Important Changes are coming for Department of Defense (DoD) Employees with Security Clearances

These changes will impact all military personnel and those employed by:

  • Defense Counterintelligence and Security Agency (DCSA)
  • Defense Intelligence Agency (DIA)
  • National Geospatial-Intelligence Agency (NGA)
  • National Reconnaissance Office (NRO)
  • National Security Agency (NSA)/Central Security Service (CSS)
  • Washington Headquarters Services (WHS)

The DoD dramatically equalized how their employees can fight to keep their access to classified information. Everyone—DoD civilians, military members, contractors—will now have the same procedural protections provided in Executive Order 10865 and DoD Directive 5220.6. In layman’s terms, that means regardless of who you are or what level of access you are seeking, you will be entitled to (among other things):

  1. Know, in writing and in as much detail as possible without impacting national security, why your access may be denied or revoked;
  2. Respond in writing under oath or affirmation;
  3. Appear “in person” to present additional evidence and argument why your access should be granted or reinstated;
  4. Representation by a lawyer;
  5. Call witnesses on your behalf;
  6. A written final decision from an Administrative Judge (AJ), which will explain which allegations in the statement of reasons were found for or against you; and
  7. The opportunity to appeal if the decision is adverse.

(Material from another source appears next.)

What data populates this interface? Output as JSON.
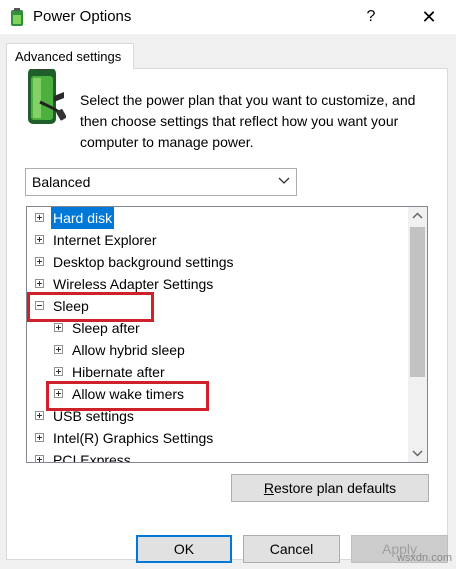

This includes DoD contractors appealing a denial of access to Sensitive Compartmented Information (SCI). Significantly, federal employees no longer have to go through a stressful hearing only to wait for an AJ at the Defense Office of Hearings and Appeals (DOHA) to issue an advisory opinion that is then considered by an oversight panel (the PSAB – Personnel Security Appeal Board), which may reach a different decision. That multi-step process is now simply: a hearing before an AJ at DOHA, who will have the authority to issue a decision (not just an advisory opinion), with the possibility of an appeal if either side disagrees with the AJ’s decision. Basically, it is a much fairer and straightforward process.

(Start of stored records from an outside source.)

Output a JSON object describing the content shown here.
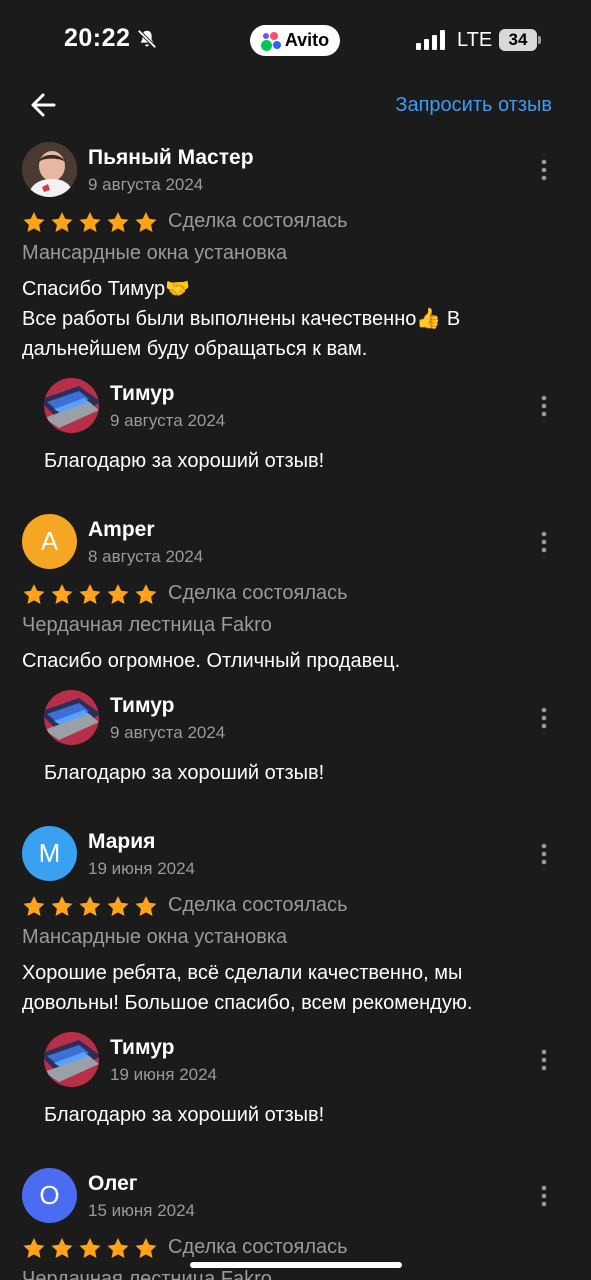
{
  "status_bar": {
    "time": "20:22",
    "brand": "Avito",
    "network": "LTE",
    "battery": "34"
  },
  "header": {
    "request_review": "Запросить отзыв"
  },
  "reviews": [
    {
      "author": "Пьяный Мастер",
      "date": "9 августа 2024",
      "rating": 5,
      "deal_status": "Сделка состоялась",
      "item": "Мансардные окна установка",
      "text_line1": "Спасибо Тимур🤝",
      "text_line2": "Все работы были выполнены качественно👍 В",
      "text_line3": "дальнейшем буду обращаться к вам.",
      "reply": {
        "author": "Тимур",
        "date": "9 августа 2024",
        "text": "Благодарю за хороший отзыв!"
      }
    },
    {
      "author": "Amper",
      "initial": "A",
      "avatar_color": "#f5a623",
      "date": "8 августа 2024",
      "rating": 5,
      "deal_status": "Сделка состоялась",
      "item": "Чердачная лестница Fakro",
      "text_line1": "Спасибо огромное. Отличный продавец.",
      "reply": {
        "author": "Тимур",
        "date": "9 августа 2024",
        "text": "Благодарю за хороший отзыв!"
      }
    },
    {
      "author": "Мария",
      "initial": "М",
      "avatar_color": "#3aa0f0",
      "date": "19 июня 2024",
      "rating": 5,
      "deal_status": "Сделка состоялась",
      "item": "Мансардные окна установка",
      "text_line1": "Хорошие ребята, всё сделали качественно, мы",
      "text_line2": "довольны! Большое спасибо, всем рекомендую.",
      "reply": {
        "author": "Тимур",
        "date": "19 июня 2024",
        "text": "Благодарю за хороший отзыв!"
      }
    },
    {
      "author": "Олег",
      "initial": "О",
      "avatar_color": "#4a6cf0",
      "date": "15 июня 2024",
      "rating": 5,
      "deal_status": "Сделка состоялась",
      "item": "Чердачная лестница Fakro"
    }
  ],
  "colors": {
    "background": "#1b1b1b",
    "accent": "#3d9bf4",
    "star": "#ffa31a",
    "muted": "#9a9a9a"
  }
}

These changes are to be implemented no later than September 30, 2022. If your eligibility is denied or suspended before the changes go into effect, you will be subject to the old procedures, but you can ask your component in writing to postpone your DOHA hearing and decision.

If you’d like further details about this development you can read the memorandum here.